75 years ago
Aug. 29, 1941
The Pacific Titanium Products company soon will construct a 25 to 30 ton crusher and concentrating plant east of Elma to produce titanium commercially and the Green Electric Furnace company of Seattle is considering construction of a big Harbor plant for processing manganese, it was learned today.
The Elma plant will produce five tons of titanium oxide daily, company officials predicted. Should enough manganese ore be mined for commercial production, Albert Greene of Seattle may set up an electric furnace smelting plant here.
Meanwhile Bob Steele, who with Henry Egge, has developed a mine at Stevens creek near Neilton, announced they would begin delivery next week of five tons of ore daily to Greene’s newly constructed pilot plant in Seattle. It will be the first time manganese has been produced commercially in the Northwest.
50 years ago
Aug. 29, 1966
The Astoria Bridge, once labeled “a bridge to nowhere” by its detractors, was formally dedicated Saturday in the highlight event of the city’s annual Regatta.
The $24 million, 4.12-mile long span, which took four years to build, was closed for more than three hours during the ceremonies, and autos were backed up for about two miles on both sides of the Columbia River. Gov. Mark Hatfield noted the new bridge was the “longest truss span in the world,” and said the bridge is “a symbol of new greatness for the lower Columbia region.”
25 years ago
Aug. 29, 1991
• Three young men stabbed a 50-year-old North Beach woman to death early Monday because she knew they planned to bring in drugs from Oregon, prosecutors say.
Apparently they feared Virginia Barsic was going to “rat” on them.
The alleged “ringleader” Raymond Lee Bacs, 18 of Ocean Shores, was formally charged with first-degree murder Wednesday in District Court. Judge Stephen Brown set bail at $300,000 cash.
• At a hearing Wednesday evening in Aberdeen City Hall, Mary Weed of Hoquiam testified on behalf of the League of Women Voters. She told the redistricting commissioners that the 2nd Congressional District, which includes northern Grays Harbor County, is “certainly the strangest congressional district in the state,” because it includes areas as different as the remote Olympic Peninsula and the populous North Puget Sound area.

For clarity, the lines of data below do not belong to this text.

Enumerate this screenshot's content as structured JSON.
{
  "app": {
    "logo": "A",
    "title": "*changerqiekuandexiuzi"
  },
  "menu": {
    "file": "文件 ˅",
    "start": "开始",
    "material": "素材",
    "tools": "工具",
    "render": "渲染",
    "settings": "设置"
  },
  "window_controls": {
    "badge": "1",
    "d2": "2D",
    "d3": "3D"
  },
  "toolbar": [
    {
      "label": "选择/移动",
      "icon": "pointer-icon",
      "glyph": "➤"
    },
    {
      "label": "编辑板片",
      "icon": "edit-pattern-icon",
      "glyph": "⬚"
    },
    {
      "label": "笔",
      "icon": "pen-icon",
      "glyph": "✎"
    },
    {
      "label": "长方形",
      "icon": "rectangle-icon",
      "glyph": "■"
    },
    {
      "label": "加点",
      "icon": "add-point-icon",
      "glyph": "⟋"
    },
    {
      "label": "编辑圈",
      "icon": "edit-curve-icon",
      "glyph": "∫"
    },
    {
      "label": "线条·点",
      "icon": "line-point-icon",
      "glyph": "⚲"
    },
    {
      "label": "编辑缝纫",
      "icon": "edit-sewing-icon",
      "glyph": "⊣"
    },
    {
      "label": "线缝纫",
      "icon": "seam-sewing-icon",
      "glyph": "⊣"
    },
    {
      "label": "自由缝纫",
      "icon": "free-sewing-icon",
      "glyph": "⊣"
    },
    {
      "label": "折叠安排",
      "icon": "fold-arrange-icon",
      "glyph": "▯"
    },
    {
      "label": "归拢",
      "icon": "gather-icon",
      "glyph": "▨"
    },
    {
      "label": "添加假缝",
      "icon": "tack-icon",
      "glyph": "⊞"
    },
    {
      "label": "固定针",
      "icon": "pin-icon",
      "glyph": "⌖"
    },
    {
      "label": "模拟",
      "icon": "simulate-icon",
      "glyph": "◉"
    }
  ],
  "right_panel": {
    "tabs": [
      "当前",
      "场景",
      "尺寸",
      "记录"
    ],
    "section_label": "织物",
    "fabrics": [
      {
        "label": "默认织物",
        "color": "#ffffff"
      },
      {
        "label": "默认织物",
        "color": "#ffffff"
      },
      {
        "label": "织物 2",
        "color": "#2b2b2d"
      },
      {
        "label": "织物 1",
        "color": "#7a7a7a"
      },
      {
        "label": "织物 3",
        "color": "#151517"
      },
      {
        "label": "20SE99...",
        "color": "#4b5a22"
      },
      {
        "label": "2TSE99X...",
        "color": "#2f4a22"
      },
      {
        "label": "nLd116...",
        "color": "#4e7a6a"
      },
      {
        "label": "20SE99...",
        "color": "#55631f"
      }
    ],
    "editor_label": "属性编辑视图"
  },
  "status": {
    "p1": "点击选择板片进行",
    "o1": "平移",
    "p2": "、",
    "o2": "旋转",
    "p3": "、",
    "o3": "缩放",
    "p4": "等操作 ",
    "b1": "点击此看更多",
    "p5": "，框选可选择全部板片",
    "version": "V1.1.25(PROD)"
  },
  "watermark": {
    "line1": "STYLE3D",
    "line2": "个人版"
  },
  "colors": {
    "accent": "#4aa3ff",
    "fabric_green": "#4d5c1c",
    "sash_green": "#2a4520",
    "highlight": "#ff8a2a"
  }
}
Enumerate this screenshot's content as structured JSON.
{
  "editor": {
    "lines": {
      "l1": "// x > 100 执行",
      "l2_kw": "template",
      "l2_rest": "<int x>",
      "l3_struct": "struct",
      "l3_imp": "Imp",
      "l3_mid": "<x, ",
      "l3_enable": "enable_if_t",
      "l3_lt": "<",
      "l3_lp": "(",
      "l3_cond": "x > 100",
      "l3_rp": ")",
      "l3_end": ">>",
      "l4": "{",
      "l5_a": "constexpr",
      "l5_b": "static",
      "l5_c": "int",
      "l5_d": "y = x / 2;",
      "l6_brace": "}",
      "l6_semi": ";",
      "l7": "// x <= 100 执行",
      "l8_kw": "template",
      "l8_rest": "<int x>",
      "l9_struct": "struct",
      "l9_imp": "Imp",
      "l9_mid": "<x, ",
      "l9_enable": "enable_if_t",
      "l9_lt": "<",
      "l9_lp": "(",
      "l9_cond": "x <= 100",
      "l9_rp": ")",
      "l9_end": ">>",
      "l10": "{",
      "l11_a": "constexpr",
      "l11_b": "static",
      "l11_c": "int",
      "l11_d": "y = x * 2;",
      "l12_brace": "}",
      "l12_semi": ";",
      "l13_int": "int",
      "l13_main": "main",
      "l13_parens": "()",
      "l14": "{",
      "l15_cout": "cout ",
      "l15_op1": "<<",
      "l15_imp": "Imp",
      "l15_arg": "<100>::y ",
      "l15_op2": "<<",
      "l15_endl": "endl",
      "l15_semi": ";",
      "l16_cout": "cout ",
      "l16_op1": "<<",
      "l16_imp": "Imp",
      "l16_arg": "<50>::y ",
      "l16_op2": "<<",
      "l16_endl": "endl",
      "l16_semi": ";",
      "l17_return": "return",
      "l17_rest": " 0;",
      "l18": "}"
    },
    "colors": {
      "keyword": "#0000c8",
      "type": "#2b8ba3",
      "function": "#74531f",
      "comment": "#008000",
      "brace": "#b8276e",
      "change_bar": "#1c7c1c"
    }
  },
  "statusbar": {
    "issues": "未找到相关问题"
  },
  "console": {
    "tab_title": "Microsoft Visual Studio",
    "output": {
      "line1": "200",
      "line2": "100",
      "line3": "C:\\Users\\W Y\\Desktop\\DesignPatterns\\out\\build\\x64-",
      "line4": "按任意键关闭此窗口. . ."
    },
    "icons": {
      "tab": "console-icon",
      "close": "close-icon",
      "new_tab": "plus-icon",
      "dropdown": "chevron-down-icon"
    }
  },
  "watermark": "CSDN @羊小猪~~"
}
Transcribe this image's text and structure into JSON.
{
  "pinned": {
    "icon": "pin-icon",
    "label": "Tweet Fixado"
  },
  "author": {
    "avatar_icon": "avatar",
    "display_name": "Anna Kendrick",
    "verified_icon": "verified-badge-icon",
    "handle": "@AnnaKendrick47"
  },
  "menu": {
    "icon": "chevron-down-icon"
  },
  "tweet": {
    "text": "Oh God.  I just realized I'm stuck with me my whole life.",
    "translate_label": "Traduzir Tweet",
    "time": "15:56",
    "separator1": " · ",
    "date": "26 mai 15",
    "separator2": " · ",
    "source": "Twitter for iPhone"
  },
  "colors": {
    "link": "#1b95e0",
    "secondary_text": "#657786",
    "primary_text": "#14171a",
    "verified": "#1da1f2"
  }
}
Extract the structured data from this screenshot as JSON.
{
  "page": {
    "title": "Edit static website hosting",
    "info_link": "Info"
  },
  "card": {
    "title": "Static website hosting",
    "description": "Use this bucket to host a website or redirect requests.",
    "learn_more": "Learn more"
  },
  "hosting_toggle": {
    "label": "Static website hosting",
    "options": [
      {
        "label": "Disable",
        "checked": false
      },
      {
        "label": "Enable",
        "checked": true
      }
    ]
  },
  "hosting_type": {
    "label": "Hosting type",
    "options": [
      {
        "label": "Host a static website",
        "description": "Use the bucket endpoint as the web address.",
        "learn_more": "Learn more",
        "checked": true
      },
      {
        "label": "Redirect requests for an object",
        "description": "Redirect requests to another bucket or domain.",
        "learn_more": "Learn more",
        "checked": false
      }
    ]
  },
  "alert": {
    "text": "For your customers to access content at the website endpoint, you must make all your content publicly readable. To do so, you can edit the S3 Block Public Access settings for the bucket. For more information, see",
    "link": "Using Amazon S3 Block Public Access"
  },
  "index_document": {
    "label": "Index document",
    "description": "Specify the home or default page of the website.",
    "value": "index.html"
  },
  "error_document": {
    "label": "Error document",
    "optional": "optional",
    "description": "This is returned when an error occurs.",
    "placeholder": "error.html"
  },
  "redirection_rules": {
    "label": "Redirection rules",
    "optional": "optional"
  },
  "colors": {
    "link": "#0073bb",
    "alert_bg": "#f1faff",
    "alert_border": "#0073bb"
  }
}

The bipartisan five-member commission must submit a plan to the Legislature by Jan. 1, and the new boundaries will apply to the 1992 elections.
Compiled from the archives of The Daily World by Karen Barkstrom